Putnam, R. D., & Campbell, D. E. (2010). American Grace: How Religion Divides and Unites Us. New York: Simon and Schuster.

Schaeffer, F. (2013). The Lie of Religious ‘Victimhood” at the Root of Culure War  Retrieved 5/30, 2013, from http://www.patheos.com/blogs/frankschaeffer/2013/05/the-lie-of-religious-victimhood-at-the-root-of-culture-war/

Stark, R., & Bainbridge, W. (1996). A Theory of Religion. Brunswick NJ: Rugers University Press.

Wimberley, R. C. e. a. (1975). Conversion in a Billy Graham Crusade: Spontaneous Event or Ritual Performance? Sociological Quarterly, 18(2), 172-170.

Thinking About Pharisees

I’ve been rolling the idea for this post around in my brain for over a month but couldn’t quite get it to jell into something solid. I don’t think it’s quite there but it’s enough to at least begin a reflection.

In my earlier posts I’ve been calling for the evangelical church to wake up and recognize the changes going on in the culture, especially in light of what’s happening in the thinking of today’s generation of young people. Often I have come way too close to thinking about those unwilling to change as modern Pharisees resisting the movement of the Spirit. I’ve read similar frames in other blogs I follow or in the words of their commenters.

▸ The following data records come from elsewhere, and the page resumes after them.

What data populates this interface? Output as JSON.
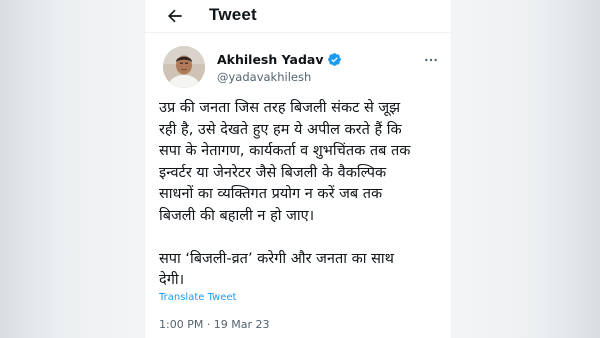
{
  "header": {
    "title": "Tweet",
    "back_icon": "arrow-left-icon"
  },
  "author": {
    "name": "Akhilesh Yadav",
    "handle": "@yadavakhilesh",
    "verified_icon": "verified-badge-icon",
    "verified_color": "#1d9bf0",
    "more_icon": "more-options-icon"
  },
  "tweet": {
    "paragraph1": [
      "उप्र की जनता जिस तरह बिजली संकट से जूझ",
      "रही है, उसे देखते हुए हम ये अपील करते हैं कि",
      "सपा के नेतागण, कार्यकर्ता व शुभचिंतक तब तक",
      "इन्वर्टर या जेनरेटर जैसे बिजली के वैकल्पिक",
      "साधनों का व्यक्तिगत प्रयोग न करें जब तक",
      "बिजली की बहाली न हो जाए।"
    ],
    "paragraph2": [
      "सपा ‘बिजली-व्रत’ करेगी और जनता का साथ",
      "देगी।"
    ],
    "translate_label": "Translate Tweet",
    "timestamp": "1:00 PM · 19 Mar 23"
  },
  "colors": {
    "text": "#0f1419",
    "secondary": "#536471",
    "accent": "#1d9bf0"
  }
}
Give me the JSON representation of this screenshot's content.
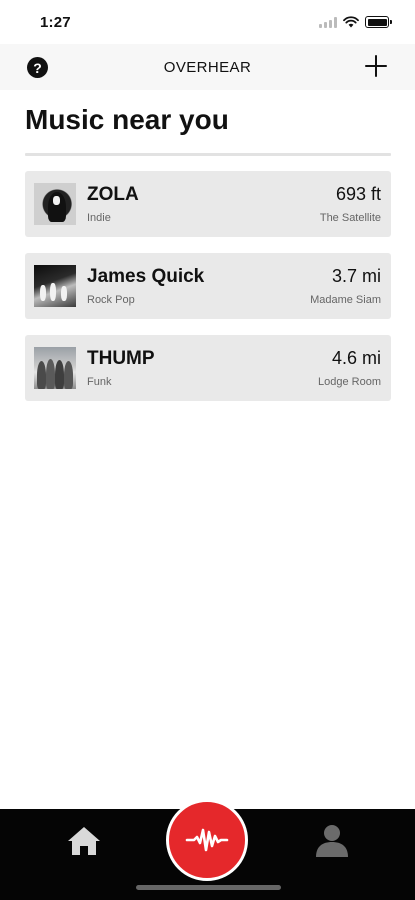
{
  "status_bar": {
    "time": "1:27"
  },
  "nav": {
    "title": "OVERHEAR",
    "help_glyph": "?",
    "icons": [
      "help-icon",
      "plus-icon"
    ]
  },
  "page": {
    "title": "Music near you"
  },
  "listings": [
    {
      "artist": "ZOLA",
      "genre": "Indie",
      "distance": "693 ft",
      "venue": "The Satellite"
    },
    {
      "artist": "James Quick",
      "genre": "Rock Pop",
      "distance": "3.7 mi",
      "venue": "Madame Siam"
    },
    {
      "artist": "THUMP",
      "genre": "Funk",
      "distance": "4.6 mi",
      "venue": "Lodge Room"
    }
  ],
  "tab_bar": {
    "icons": [
      "home-icon",
      "waveform-icon",
      "profile-icon"
    ]
  },
  "colors": {
    "accent": "#e5282b",
    "card": "#e9e9e9",
    "tab_bar": "#050505"
  }
}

Two weeks ago, Jenny Rae Armstrong posted this piece about the importance of the language we use in making arguments. Her reminder that communication on important issues must be done with care was something that I needed to hear. I’ve waited until now to try to unpack my thinking.

While I feel strongly that the church needs to be willing to address the kinds of issues David Kinnaman writes about in You Lost Me (fear of science, lack of honest doubt, judgmentalism, overprotectionism), I need to be careful not to label those not moving as fast as I want. As I’ve written before, they may be afraid of the changes. But that doesn’t make them modern Pharisees.

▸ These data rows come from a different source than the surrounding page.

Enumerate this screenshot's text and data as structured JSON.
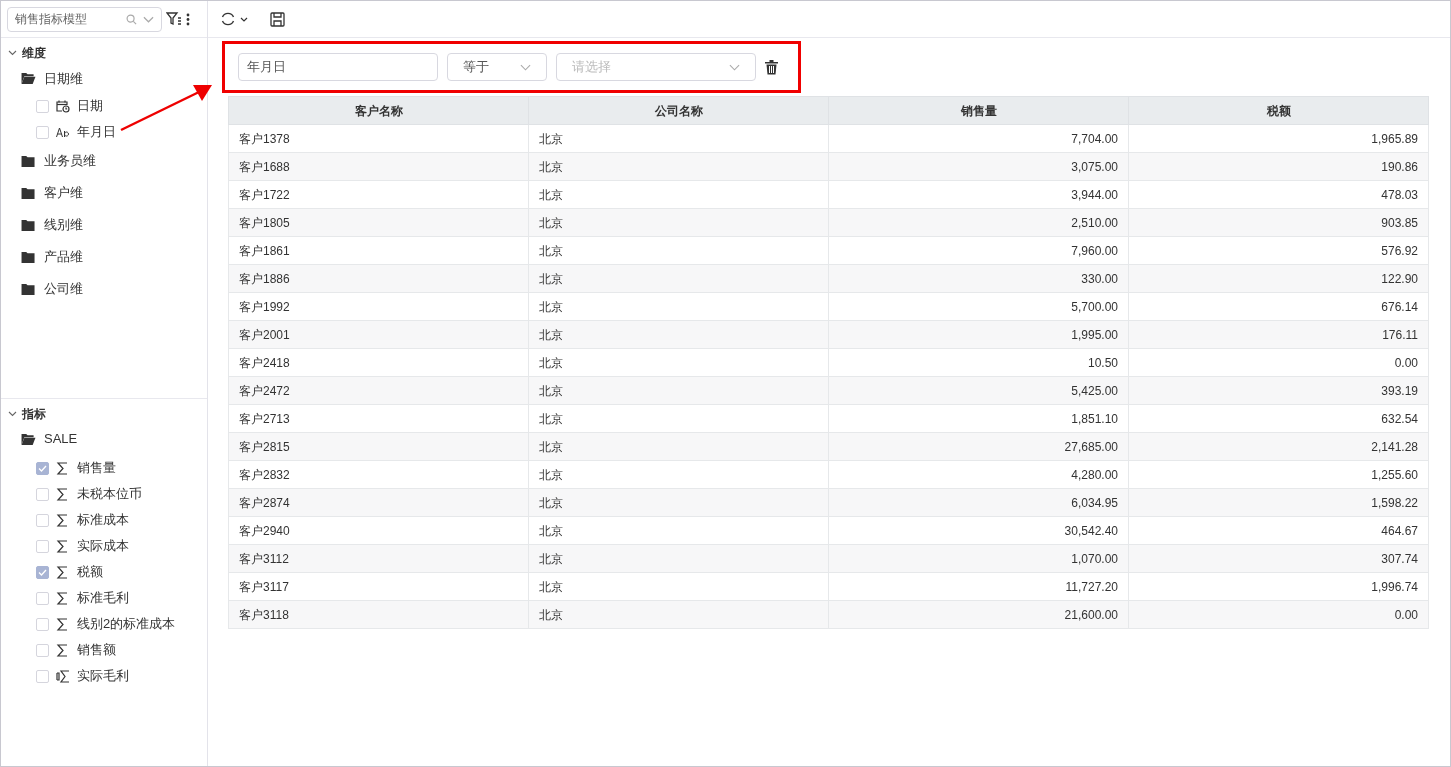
{
  "sidebar": {
    "model_select": {
      "value": "销售指标模型"
    },
    "sections": [
      {
        "title": "维度",
        "expanded": true,
        "folders": [
          {
            "label": "日期维",
            "expanded": true,
            "children": [
              {
                "label": "日期",
                "kind": "date",
                "checked": false
              },
              {
                "label": "年月日",
                "kind": "text",
                "checked": false
              }
            ]
          },
          {
            "label": "业务员维",
            "expanded": false
          },
          {
            "label": "客户维",
            "expanded": false
          },
          {
            "label": "线别维",
            "expanded": false
          },
          {
            "label": "产品维",
            "expanded": false
          },
          {
            "label": "公司维",
            "expanded": false
          }
        ]
      },
      {
        "title": "指标",
        "expanded": true,
        "folders": [
          {
            "label": "SALE",
            "expanded": true,
            "children": [
              {
                "label": "销售量",
                "kind": "measure",
                "checked": true
              },
              {
                "label": "未税本位币",
                "kind": "measure",
                "checked": false
              },
              {
                "label": "标准成本",
                "kind": "measure",
                "checked": false
              },
              {
                "label": "实际成本",
                "kind": "measure",
                "checked": false
              },
              {
                "label": "税额",
                "kind": "measure",
                "checked": true
              },
              {
                "label": "标准毛利",
                "kind": "measure",
                "checked": false
              },
              {
                "label": "线别2的标准成本",
                "kind": "measure",
                "checked": false
              },
              {
                "label": "销售额",
                "kind": "measure",
                "checked": false
              },
              {
                "label": "实际毛利",
                "kind": "calculated",
                "checked": false
              }
            ]
          }
        ]
      }
    ]
  },
  "filter": {
    "field": "年月日",
    "operator": "等于",
    "value_placeholder": "请选择"
  },
  "table": {
    "columns": [
      {
        "label": "客户名称",
        "numeric": false
      },
      {
        "label": "公司名称",
        "numeric": false
      },
      {
        "label": "销售量",
        "numeric": true
      },
      {
        "label": "税额",
        "numeric": true
      }
    ],
    "rows": [
      [
        "客户1378",
        "北京",
        "7,704.00",
        "1,965.89"
      ],
      [
        "客户1688",
        "北京",
        "3,075.00",
        "190.86"
      ],
      [
        "客户1722",
        "北京",
        "3,944.00",
        "478.03"
      ],
      [
        "客户1805",
        "北京",
        "2,510.00",
        "903.85"
      ],
      [
        "客户1861",
        "北京",
        "7,960.00",
        "576.92"
      ],
      [
        "客户1886",
        "北京",
        "330.00",
        "122.90"
      ],
      [
        "客户1992",
        "北京",
        "5,700.00",
        "676.14"
      ],
      [
        "客户2001",
        "北京",
        "1,995.00",
        "176.11"
      ],
      [
        "客户2418",
        "北京",
        "10.50",
        "0.00"
      ],
      [
        "客户2472",
        "北京",
        "5,425.00",
        "393.19"
      ],
      [
        "客户2713",
        "北京",
        "1,851.10",
        "632.54"
      ],
      [
        "客户2815",
        "北京",
        "27,685.00",
        "2,141.28"
      ],
      [
        "客户2832",
        "北京",
        "4,280.00",
        "1,255.60"
      ],
      [
        "客户2874",
        "北京",
        "6,034.95",
        "1,598.22"
      ],
      [
        "客户2940",
        "北京",
        "30,542.40",
        "464.67"
      ],
      [
        "客户3112",
        "北京",
        "1,070.00",
        "307.74"
      ],
      [
        "客户3117",
        "北京",
        "11,727.20",
        "1,996.74"
      ],
      [
        "客户3118",
        "北京",
        "21,600.00",
        "0.00"
      ]
    ]
  }
}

Today is Good Friday. Not a high point on the Pharisee’s Facebook Timeline (their Easter status updates would have been interesting).  I decided to do a quick examination of some of the synoptic passages related to the Pharisees. This is decidedly amateur work and my new testament scholar friends can help me overcome my oversimplification.

Just looking at the books of Matthew and Mark, there seem to be multiple approaches within the group called the Pharisees. One approach is asking questions about the meaning of the law (why do you eat with sinners?, the meaning of divorce). A second approach is accusatory in their stance (you’re in league with the devil, what you say is blasphemy). A third approach is political (questions designed to trap Jesus, a plan to kill Jesus beginning as early as Mark 3). Clearly, these three approaches could be used by the same groups of people but I prefer to think of them as subsets of the larger religious response.

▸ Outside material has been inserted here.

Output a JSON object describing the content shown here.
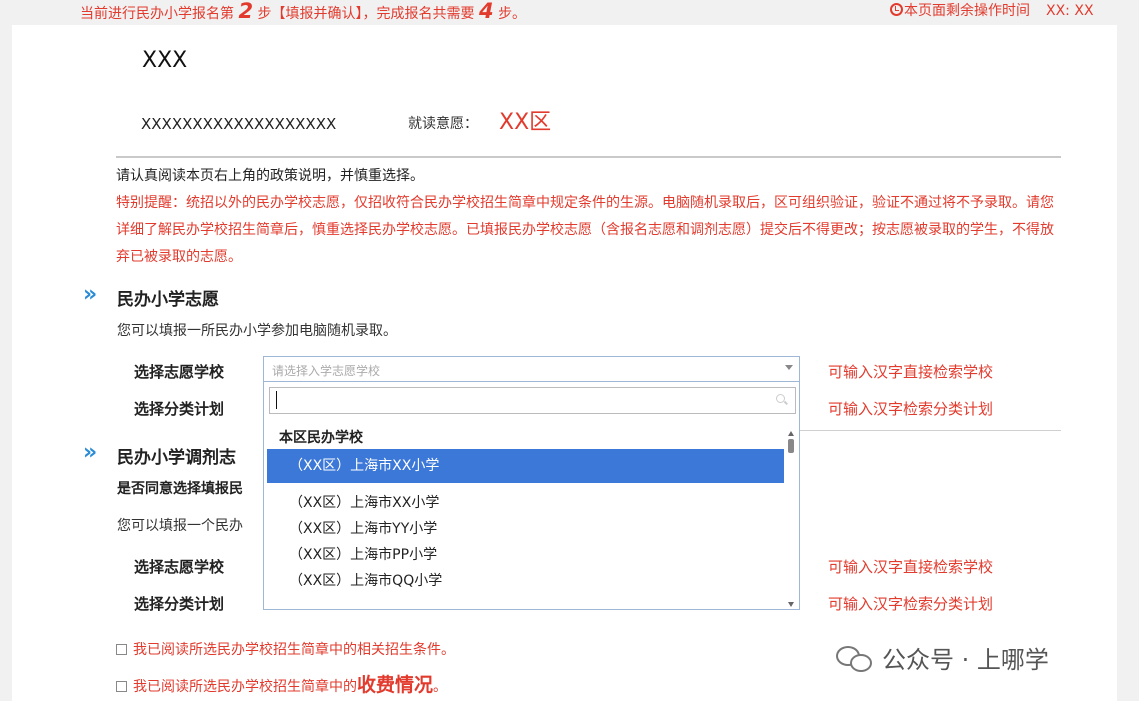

I need to make sure that I’m not confounding these approaches when I think about those who protect the current evangelical status quo. I can’t think of them as Pharisaical if they’re following the questioning approach. I’m a little more concerned when the folks on the blogosphere attempt to categorize someone as heretical before their book has come out, who distort positions, who ridicule assertions, who cherry-pick data. This accusatory stance is not properly representative of the Good News or the image of the Body of Christ. The third approach that sets out to use power to ruin people’s reputation, get them fired, or have them blackballed from events comes closest to the modern Pharisees.

Nevertheless, future productive dialogue requires us to be cautious in our use of labels. For a period of time, many arguments against Obama’s policies on Facebook were predicated on the “that’s what Hitler did” meme. But we all know — that’s not ALL Hitler did! Applying the parallel is disingenuous and conversation stopping most of the time.  It’s important that we leave Hitler in the grave.

So also with Pharisees. To label a position as Pharisaical (as I have done) is not to advocate for constructive change but to diminish and demagogue. The Pharisees didn’t post Facebook statuses celebrating Chick-Fil-A. They conspired with others to arrange for Jesus’ arrest, conviction, and crucifixion. That’s a difference those of us promoting change must keep in mind.

At the end of it all, Easter comes and the Kingdom bursts forth. Indeed.